### WHAT YOU HAVE TO DO
Without pictures, retype the following entries exactly.

### RECORDS PROVIDED
· · · · ·

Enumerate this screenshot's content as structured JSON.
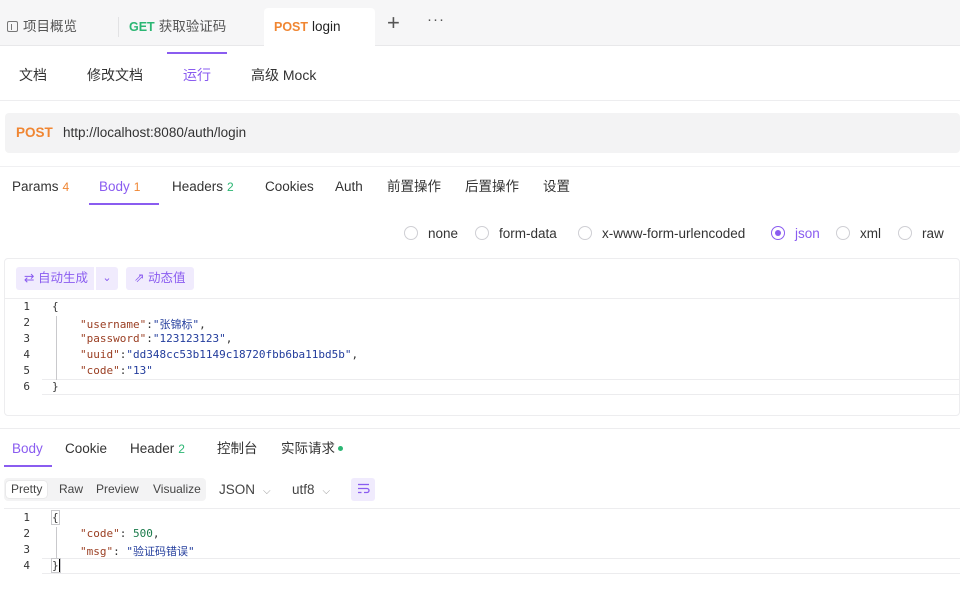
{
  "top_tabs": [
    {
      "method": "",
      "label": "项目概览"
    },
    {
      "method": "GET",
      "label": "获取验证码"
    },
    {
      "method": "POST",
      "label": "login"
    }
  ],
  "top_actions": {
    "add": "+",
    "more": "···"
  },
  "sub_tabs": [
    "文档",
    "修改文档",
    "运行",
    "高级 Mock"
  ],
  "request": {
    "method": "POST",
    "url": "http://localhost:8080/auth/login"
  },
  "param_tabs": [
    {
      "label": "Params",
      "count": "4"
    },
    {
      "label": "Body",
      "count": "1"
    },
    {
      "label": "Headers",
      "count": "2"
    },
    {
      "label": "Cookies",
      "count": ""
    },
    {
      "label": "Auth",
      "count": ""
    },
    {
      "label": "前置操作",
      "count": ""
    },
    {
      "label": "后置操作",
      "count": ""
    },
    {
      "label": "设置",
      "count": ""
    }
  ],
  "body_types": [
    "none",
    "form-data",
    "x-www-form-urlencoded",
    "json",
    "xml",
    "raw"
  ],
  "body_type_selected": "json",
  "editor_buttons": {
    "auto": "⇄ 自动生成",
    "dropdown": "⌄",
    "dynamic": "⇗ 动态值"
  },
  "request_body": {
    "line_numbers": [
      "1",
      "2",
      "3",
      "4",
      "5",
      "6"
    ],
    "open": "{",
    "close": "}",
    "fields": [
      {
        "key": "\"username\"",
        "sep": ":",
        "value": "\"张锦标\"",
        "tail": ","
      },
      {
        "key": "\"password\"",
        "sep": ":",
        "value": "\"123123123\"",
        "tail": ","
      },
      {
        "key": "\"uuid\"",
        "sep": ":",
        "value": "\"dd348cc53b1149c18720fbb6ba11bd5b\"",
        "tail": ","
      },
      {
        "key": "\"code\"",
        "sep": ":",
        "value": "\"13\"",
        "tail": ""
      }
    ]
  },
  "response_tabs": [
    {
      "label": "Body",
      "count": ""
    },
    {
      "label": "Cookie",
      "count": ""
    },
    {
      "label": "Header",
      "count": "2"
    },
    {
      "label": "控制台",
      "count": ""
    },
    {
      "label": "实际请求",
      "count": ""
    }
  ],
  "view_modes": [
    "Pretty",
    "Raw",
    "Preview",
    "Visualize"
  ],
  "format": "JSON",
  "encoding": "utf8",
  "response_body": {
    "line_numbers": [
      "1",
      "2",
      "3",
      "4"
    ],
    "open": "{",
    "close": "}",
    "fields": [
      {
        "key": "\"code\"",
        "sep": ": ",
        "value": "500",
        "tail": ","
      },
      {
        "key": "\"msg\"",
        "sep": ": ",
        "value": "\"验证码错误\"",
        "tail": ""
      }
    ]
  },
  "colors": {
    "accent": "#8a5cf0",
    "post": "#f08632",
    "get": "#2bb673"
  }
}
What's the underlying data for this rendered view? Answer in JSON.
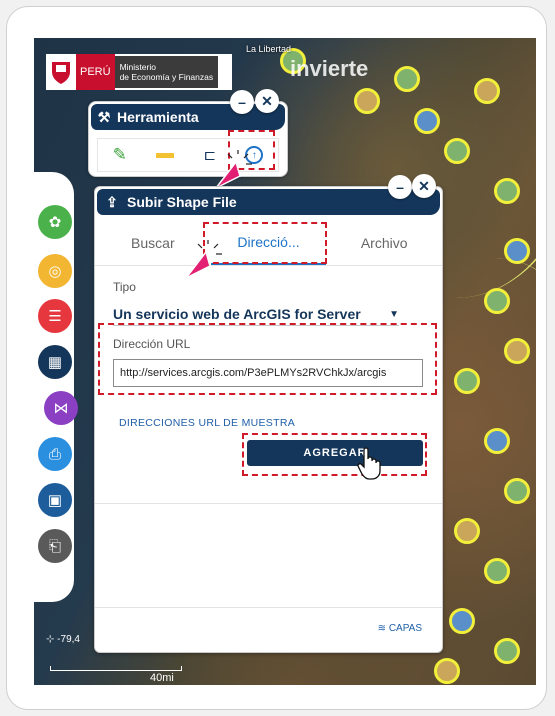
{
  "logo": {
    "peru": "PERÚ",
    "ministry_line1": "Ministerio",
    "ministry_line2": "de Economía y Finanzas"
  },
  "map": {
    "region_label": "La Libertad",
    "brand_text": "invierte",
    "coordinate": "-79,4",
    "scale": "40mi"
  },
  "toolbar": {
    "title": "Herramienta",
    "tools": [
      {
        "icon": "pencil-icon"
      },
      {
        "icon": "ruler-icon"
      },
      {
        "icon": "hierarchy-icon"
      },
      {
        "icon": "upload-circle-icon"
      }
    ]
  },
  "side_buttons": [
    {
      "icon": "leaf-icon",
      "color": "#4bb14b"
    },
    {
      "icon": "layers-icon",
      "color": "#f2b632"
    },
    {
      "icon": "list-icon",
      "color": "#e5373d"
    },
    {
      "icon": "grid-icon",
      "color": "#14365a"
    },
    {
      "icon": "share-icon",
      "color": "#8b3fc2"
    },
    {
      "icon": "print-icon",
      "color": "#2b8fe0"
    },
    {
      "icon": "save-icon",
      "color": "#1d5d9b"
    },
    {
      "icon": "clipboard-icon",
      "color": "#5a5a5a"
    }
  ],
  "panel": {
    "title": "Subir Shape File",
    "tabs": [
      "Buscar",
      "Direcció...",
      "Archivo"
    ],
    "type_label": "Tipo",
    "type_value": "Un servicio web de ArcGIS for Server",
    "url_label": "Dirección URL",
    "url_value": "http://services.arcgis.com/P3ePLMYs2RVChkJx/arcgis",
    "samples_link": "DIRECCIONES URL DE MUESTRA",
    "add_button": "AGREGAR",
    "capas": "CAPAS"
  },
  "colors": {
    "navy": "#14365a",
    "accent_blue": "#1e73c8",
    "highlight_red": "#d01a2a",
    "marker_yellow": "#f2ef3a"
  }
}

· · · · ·

### YOUR SOLUTION
Enumerate this screenshot's content as structured JSON.
{
  "top_tabs": [
    {
      "method": "",
      "label": "项目概览"
    },
    {
      "method": "GET",
      "label": "获取验证码"
    },
    {
      "method": "POST",
      "label": "login"
    }
  ],
  "top_actions": {
    "add": "+",
    "more": "···"
  },
  "sub_tabs": [
    "文档",
    "修改文档",
    "运行",
    "高级 Mock"
  ],
  "request": {
    "method": "POST",
    "url": "http://localhost:8080/auth/login"
  },
  "param_tabs": [
    {
      "label": "Params",
      "count": "4"
    },
    {
      "label": "Body",
      "count": "1"
    },
    {
      "label": "Headers",
      "count": "2"
    },
    {
      "label": "Cookies",
      "count": ""
    },
    {
      "label": "Auth",
      "count": ""
    },
    {
      "label": "前置操作",
      "count": ""
    },
    {
      "label": "后置操作",
      "count": ""
    },
    {
      "label": "设置",
      "count": ""
    }
  ],
  "body_types": [
    "none",
    "form-data",
    "x-www-form-urlencoded",
    "json",
    "xml",
    "raw"
  ],
  "body_type_selected": "json",
  "editor_buttons": {
    "auto": "⇄ 自动生成",
    "dropdown": "⌄",
    "dynamic": "⇗ 动态值"
  },
  "request_body": {
    "line_numbers": [
      "1",
      "2",
      "3",
      "4",
      "5",
      "6"
    ],
    "open": "{",
    "close": "}",
    "fields": [
      {
        "key": "\"username\"",
        "sep": ":",
        "value": "\"张锦标\"",
        "tail": ","
      },
      {
        "key": "\"password\"",
        "sep": ":",
        "value": "\"123123123\"",
        "tail": ","
      },
      {
        "key": "\"uuid\"",
        "sep": ":",
        "value": "\"dd348cc53b1149c18720fbb6ba11bd5b\"",
        "tail": ","
      },
      {
        "key": "\"code\"",
        "sep": ":",
        "value": "\"13\"",
        "tail": ""
      }
    ]
  },
  "response_tabs": [
    {
      "label": "Body",
      "count": ""
    },
    {
      "label": "Cookie",
      "count": ""
    },
    {
      "label": "Header",
      "count": "2"
    },
    {
      "label": "控制台",
      "count": ""
    },
    {
      "label": "实际请求",
      "count": ""
    }
  ],
  "view_modes": [
    "Pretty",
    "Raw",
    "Preview",
    "Visualize"
  ],
  "format": "JSON",
  "encoding": "utf8",
  "response_body": {
    "line_numbers": [
      "1",
      "2",
      "3",
      "4"
    ],
    "open": "{",
    "close": "}",
    "fields": [
      {
        "key": "\"code\"",
        "sep": ": ",
        "value": "500",
        "tail": ","
      },
      {
        "key": "\"msg\"",
        "sep": ": ",
        "value": "\"验证码错误\"",
        "tail": ""
      }
    ]
  },
  "colors": {
    "accent": "#8a5cf0",
    "post": "#f08632",
    "get": "#2bb673"
  }
}
What's the underlying data for this rendered view? Answer in JSON.
{
  "logo": {
    "peru": "PERÚ",
    "ministry_line1": "Ministerio",
    "ministry_line2": "de Economía y Finanzas"
  },
  "map": {
    "region_label": "La Libertad",
    "brand_text": "invierte",
    "coordinate": "-79,4",
    "scale": "40mi"
  },
  "toolbar": {
    "title": "Herramienta",
    "tools": [
      {
        "icon": "pencil-icon"
      },
      {
        "icon": "ruler-icon"
      },
      {
        "icon": "hierarchy-icon"
      },
      {
        "icon": "upload-circle-icon"
      }
    ]
  },
  "side_buttons": [
    {
      "icon": "leaf-icon",
      "color": "#4bb14b"
    },
    {
      "icon": "layers-icon",
      "color": "#f2b632"
    },
    {
      "icon": "list-icon",
      "color": "#e5373d"
    },
    {
      "icon": "grid-icon",
      "color": "#14365a"
    },
    {
      "icon": "share-icon",
      "color": "#8b3fc2"
    },
    {
      "icon": "print-icon",
      "color": "#2b8fe0"
    },
    {
      "icon": "save-icon",
      "color": "#1d5d9b"
    },
    {
      "icon": "clipboard-icon",
      "color": "#5a5a5a"
    }
  ],
  "panel": {
    "title": "Subir Shape File",
    "tabs": [
      "Buscar",
      "Direcció...",
      "Archivo"
    ],
    "type_label": "Tipo",
    "type_value": "Un servicio web de ArcGIS for Server",
    "url_label": "Dirección URL",
    "url_value": "http://services.arcgis.com/P3ePLMYs2RVChkJx/arcgis",
    "samples_link": "DIRECCIONES URL DE MUESTRA",
    "add_button": "AGREGAR",
    "capas": "CAPAS"
  },
  "colors": {
    "navy": "#14365a",
    "accent_blue": "#1e73c8",
    "highlight_red": "#d01a2a",
    "marker_yellow": "#f2ef3a"
  }
}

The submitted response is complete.